by Atul Hatwal
So what is the real Labour lead? Sure, we’ve all seen the polls, and they tell a consistent tale across different pollsters. Looking at YouGov, the latest results from the weekend have Labour 10 points up over the Tories, 42% to 32%.
It’s a commanding lead but for those who remember the 1980s and 1990s, there remain nagging doubts.
At the end of 1980 Labour was registering week after week of double digit leads, peaking at 24% for Gallup in mid-December. But we all know what happened in the 1983 election.
Almost a decade later, it was déjà vu.
In 1990, Labour was once again posting massive poll leads. Between the end of February and end of April, Labour averaged a 22% lead across nearly 20 different polls. Impressive. Except, once again, we all know the result of the 1992 election.
The purpose of this trip down a rather painful stretch of memory lane isn’t to be a Cassandra. The future is not written and any form of poll lead is better than a deficit.
But caution is needed. Taking these leads at face value can breed complacency and for Labour, the experience of the past thirty years is clear: as the actual general election draws near, the poll leads have regularly evaporated.
Since those heady days of Dave and Nick in the rose garden, there has been a fundamental shift in how the public regards the government; and David Cameron in particular. The question is how would this translate in the polling booth? Would voters turn away from the Tories, and more pertinently, would they choose Labour?
The problem with attempting this judgement has been the absence of polling data that can be compared to an actual election, outside of the general election.
While there is a regular cycle of local council elections punctuated with by-elections, the pollsters rarely poll these specific areas, and even on those rare occasions when they do, only after the campaign is underway. So it’s almost impossible to compare like with like.
But regional elections offer a new opportunity. London has been polled by YouGov regularly since 2010 and recently voted.
Looking at the polling following the start of the government’s omnishambles with the budget, but before the election campaign was front and centre in London, gives us a snapshot of poll support comparable to current mid-term national polls.
Comparing this polling against the final results in London then gives us a percentage by which current national polling for Labour and Tory can be adjusted, to reflect a likely actual vote.
The YouGov London poll after the budget had Labour at 50% with the Tories on 33%. Taking the Assembly vote as the best proxy for actual voting (mayoral performance being subject to the personality distortions of Boris and Ken) the final result was a Labour victory on 41% to the Tories 32%.
This means the polling following the budget over-stated Labour’s vote by almost 20% and the Tories by 3%.
Adjusting YouGov’s latest national poll proportionately by these percentages transforms the electoral picture: Labour still leads, but by 3%, on 34% compared to the Tories’ 31%.
A lead is a lead, but it’s close.
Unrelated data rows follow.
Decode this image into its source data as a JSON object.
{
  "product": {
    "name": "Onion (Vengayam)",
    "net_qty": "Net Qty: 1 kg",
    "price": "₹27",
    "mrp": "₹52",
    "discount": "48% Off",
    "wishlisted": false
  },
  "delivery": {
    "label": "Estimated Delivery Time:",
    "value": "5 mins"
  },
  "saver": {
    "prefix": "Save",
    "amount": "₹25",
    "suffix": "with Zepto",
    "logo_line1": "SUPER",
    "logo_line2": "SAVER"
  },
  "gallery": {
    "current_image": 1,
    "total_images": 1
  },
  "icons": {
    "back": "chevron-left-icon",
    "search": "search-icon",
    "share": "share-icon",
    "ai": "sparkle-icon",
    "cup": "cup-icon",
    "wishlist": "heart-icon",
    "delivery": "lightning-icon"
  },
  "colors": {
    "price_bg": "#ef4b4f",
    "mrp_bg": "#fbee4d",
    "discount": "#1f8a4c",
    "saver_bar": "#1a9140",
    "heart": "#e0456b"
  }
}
Almost within the poll’s margin of error. And these are the worst of times for the government: political incompetence, economic recession and a judge-led inquiry roaming around the minutiae of their private dealings with Murdoch.
It could be that this is the pattern for David Cameron’s government, and the current shambolic performance continues all the way to the next election. Could be.
More likely, by 2015, there will be some form of economic upturn, and Leveson will have concluded. In this more benign political environment for the government, even allowing for Number 10’s serial bungling, would Labour’s 3% lead hold?
The lesson for Labour is that the party cannot rest on its current lead. History, and London’s election, shows it is likely to be much closer in reality. To resist a Tory fightback, Labour needs to press the advantage. Now.
Atul Hatwal is editor at Uncut